Five years ago, I could easily name over 20 people on Wall Street I could call up and ask a favor from.
Two years later, only two people from that original group remained in finance.
You might think that since I started my own investment firm anyway, it didn’t matter – after all, you don’t really need contacts if you’re not looking for a job, right?
Nothing could be further from the truth.
You need to network for the long-haul no matter what your role is, what you’re doing, and what all your friends are doing.
And yet – whether you’re breaking into the industry now or you’ve already gotten in – you might be thinking, “Once I land my offer, I’m set! No more networking.”
Here’s why that’s wrong, and what to do about it:
How to Network Your Way Into Finance as a Female – Without Getting Hit On or Getting In Your Own Way
There shouldn’t have to be a separate article on networking for women.
Women who want to work in finance need to develop their stories, cold call, and be diligent in following up – just like men who want to break in.
But women still encounter gender-related obstacles on their path to breaking into finance – some of which you can prepare for and work your way through, and others which may require arming yourself to defend against crazy male bankers.
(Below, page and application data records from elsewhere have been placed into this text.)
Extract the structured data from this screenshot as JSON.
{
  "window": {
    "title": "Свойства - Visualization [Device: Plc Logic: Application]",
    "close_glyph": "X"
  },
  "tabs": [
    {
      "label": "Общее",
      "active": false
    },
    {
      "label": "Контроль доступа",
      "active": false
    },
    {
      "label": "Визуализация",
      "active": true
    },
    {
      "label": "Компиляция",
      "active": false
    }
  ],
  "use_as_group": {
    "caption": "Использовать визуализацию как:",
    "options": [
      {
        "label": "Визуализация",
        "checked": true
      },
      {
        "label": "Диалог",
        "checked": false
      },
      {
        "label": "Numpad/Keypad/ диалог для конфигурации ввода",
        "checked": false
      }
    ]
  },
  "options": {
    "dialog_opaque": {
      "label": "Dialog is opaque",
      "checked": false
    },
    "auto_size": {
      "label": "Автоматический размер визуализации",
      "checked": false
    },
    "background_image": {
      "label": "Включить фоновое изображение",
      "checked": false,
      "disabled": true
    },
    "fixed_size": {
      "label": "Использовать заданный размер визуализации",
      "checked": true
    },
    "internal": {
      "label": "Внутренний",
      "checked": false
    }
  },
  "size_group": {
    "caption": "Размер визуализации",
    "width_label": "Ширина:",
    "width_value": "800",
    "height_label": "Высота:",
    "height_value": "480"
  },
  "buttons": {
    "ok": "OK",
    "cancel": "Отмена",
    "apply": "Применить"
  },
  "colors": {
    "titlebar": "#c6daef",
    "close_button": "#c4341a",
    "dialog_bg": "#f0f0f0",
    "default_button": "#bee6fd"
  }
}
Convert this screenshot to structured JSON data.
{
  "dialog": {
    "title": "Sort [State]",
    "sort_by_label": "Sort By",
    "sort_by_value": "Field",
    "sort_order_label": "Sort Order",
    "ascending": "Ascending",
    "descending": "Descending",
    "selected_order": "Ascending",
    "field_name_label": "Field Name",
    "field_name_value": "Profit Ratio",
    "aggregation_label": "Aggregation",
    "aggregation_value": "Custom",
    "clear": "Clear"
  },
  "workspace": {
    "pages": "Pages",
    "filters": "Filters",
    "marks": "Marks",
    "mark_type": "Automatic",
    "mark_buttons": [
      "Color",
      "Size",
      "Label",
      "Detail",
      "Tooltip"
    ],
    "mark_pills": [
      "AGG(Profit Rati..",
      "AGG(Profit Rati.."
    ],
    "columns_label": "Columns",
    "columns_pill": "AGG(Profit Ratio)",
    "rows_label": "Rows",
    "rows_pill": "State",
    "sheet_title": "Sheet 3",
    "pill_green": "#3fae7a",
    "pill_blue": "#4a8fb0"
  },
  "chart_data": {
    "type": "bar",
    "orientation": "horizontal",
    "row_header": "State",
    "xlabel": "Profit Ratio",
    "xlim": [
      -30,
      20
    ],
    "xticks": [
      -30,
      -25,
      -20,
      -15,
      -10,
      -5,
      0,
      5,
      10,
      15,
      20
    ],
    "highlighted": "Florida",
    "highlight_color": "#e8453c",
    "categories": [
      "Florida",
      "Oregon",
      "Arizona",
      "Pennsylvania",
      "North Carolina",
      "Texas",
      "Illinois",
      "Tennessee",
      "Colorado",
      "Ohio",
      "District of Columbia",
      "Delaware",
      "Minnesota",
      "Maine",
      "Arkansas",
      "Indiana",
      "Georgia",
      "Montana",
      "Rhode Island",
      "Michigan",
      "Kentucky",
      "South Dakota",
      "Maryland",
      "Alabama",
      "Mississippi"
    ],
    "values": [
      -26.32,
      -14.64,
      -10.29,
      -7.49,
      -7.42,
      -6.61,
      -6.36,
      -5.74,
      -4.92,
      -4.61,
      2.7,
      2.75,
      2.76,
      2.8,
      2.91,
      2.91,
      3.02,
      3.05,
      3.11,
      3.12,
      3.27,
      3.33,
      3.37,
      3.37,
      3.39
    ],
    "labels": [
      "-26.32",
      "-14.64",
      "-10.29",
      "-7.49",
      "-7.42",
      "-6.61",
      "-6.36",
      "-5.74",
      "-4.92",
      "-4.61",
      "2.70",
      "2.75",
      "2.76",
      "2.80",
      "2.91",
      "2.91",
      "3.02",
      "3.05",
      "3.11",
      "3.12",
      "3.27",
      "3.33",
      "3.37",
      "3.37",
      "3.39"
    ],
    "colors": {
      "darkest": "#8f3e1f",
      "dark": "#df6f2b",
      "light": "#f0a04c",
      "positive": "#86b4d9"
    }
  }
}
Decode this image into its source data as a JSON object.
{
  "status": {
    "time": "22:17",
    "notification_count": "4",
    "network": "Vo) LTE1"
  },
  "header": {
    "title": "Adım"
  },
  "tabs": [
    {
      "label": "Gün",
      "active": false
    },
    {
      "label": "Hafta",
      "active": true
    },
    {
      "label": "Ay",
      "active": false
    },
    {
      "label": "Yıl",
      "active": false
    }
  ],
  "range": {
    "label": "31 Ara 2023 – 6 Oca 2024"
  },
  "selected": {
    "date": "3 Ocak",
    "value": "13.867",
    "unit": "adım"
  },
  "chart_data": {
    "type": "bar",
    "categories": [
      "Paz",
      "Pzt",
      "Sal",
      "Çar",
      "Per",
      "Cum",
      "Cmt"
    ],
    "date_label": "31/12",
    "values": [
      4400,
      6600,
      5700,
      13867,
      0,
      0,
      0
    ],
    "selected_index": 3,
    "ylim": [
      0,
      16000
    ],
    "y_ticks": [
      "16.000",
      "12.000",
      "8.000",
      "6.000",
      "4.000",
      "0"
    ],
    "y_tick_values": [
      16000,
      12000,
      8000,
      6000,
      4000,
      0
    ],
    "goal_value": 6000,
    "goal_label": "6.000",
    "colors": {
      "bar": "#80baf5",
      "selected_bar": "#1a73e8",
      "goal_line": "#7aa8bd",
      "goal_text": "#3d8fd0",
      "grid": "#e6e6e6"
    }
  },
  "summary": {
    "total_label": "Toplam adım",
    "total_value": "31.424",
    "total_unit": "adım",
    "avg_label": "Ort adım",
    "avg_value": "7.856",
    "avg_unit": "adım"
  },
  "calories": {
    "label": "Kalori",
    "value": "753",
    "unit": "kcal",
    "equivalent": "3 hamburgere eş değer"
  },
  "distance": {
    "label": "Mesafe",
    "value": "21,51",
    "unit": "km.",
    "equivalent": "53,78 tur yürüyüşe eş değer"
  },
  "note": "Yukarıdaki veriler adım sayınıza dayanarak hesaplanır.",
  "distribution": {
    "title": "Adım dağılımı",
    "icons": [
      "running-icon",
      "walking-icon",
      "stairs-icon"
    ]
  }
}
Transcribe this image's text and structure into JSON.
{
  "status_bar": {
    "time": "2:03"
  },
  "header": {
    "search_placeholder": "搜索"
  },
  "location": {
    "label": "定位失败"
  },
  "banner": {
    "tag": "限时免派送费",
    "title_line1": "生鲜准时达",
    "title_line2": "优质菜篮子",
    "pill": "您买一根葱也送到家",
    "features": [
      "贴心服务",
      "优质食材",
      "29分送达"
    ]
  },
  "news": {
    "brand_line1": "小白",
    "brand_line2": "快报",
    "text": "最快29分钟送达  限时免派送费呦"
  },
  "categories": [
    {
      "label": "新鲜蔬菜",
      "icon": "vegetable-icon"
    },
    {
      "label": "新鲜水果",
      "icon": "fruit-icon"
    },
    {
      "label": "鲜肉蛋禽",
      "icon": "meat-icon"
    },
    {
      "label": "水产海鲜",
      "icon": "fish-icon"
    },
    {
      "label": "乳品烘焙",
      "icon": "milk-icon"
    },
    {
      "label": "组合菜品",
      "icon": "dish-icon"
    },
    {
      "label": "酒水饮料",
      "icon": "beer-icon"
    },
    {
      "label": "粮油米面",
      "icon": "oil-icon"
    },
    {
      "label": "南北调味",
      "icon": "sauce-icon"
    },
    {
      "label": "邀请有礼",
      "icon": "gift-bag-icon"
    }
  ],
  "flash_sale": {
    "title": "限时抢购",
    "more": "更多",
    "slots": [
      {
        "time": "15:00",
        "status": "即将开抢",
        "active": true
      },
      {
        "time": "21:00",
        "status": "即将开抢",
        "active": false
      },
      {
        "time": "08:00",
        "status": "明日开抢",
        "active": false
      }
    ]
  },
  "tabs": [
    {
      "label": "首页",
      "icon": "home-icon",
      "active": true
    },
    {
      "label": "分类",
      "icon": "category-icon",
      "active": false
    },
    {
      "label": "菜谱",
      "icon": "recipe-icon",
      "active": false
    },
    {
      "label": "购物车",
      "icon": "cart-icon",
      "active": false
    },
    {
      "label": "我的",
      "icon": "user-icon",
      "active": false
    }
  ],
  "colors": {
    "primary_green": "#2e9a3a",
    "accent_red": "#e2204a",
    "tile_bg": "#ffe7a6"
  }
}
Internship recruiting is over.
And you made a valiant effort, securing 10 interviews with everyone from boutiques to bulge bracket banks – but you didn’t land the offer.
And now you only have a few months before your non-existent summer internship begins.
With recruiting finished, your last, best chance of breaking in is to cold call your way into Wall Street.
But will that even work?
Should you bother going all-out and calling hundreds of firms?
And if you do take the leap, how do you cold call your way in successfully without getting slapped with a restraining order for being too aggressive?